Flutist apologizes for departure, says he was misquoted
Dufour apologized to the orchestra members for his abrupt departure from Los Angeles, citing "personal circumstances" and the need to have shoulder surgery in February. The flutist wrote that he "felt it best to have the surgery in Chicago, and remain there during my recovery."
Earlier this month, Dufour — considered one of the preeminent flutists in the orchestral world — resumed his post with the Chicago Symphony Orchestra. He had joined the L.A. Phil in September on a one-year trial basis during which time he was allowed to hold positions with both orchestras.
Dufour's departure from Los Angeles, which was announced last week, comes only a few months into his contract with the L.A. Phil.
In the e-mail Wednesday, which was also forwarded to some members of the media, Dufour criticized an article that appeared last week in the Sun-Times. The article quoted the flutist as saying that musicians in L.A. "have no tradition there — no tradition of sound and no tradition of working together as a dedicated ensemble. Maybe they will have that someday in the future." He has declined repeated opportunities to speak to the Los Angeles Times.

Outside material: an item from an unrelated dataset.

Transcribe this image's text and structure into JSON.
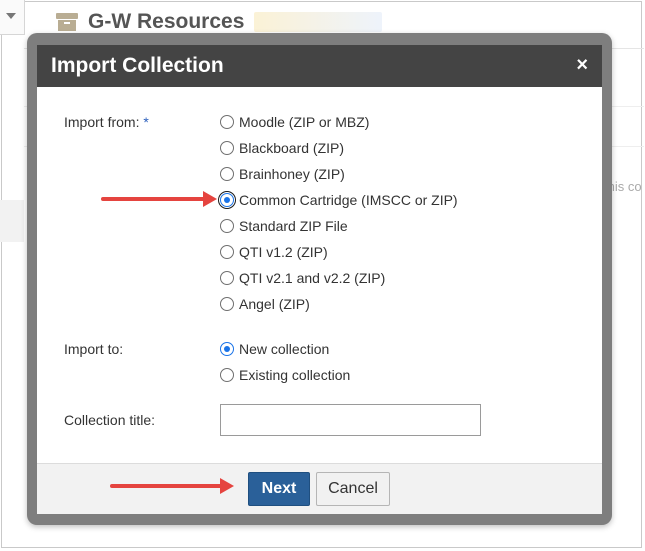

Dufour claimed he was misquoted and attacked the article, saying: "I sincerely hope that none of you have read it, but if any of you have seen it, I beg you not to pay any attention to it."
He continued: "The Chicago reporters seem to like slanting every article to favor Chicago's orchestra, even if it makes everyone else look bad. I never said or thought any negative things about the LA Phil, in fact I feel quite the opposite."
Andrew Patner, who wrote the article for the Sun-Times, told The Times that he stands by his reporting. As of Sunday, the Sun-Times had not run a correction to the article.
"Mathieu Dufour is one of the world's great flutists and a great professional musician. Nothing that a newspaper writer or anyone else does or says over the years, good or bad, has (affected or will affect) his extraordinary playing," Patner wrote in a comment on a Los Angeles Times' blog.
"Great music making will always matter more than what any of us has to scribble about it, here or elsewhere."
Patner also serves as a critic for radio station WFMT-FM in Chicago. In the past, the radio station produced concerts for the CSO but no longer does, according to a spokeswoman for the station.
In the e-mail to L.A. Phil colleagues, Dufour, a French-born flutist, stated that the decision to return to Chicago was made by him and his fiancee.
"The decision to leave L.A. was extremely difficult for me, as I had a truly memorable and enjoyable time playing with all of you," he wrote to the orchestra.
"For me, the concerts we played together were a thrill and I was excited to be on board the new journey that the orchestra is taking with Gustavo Dudamel."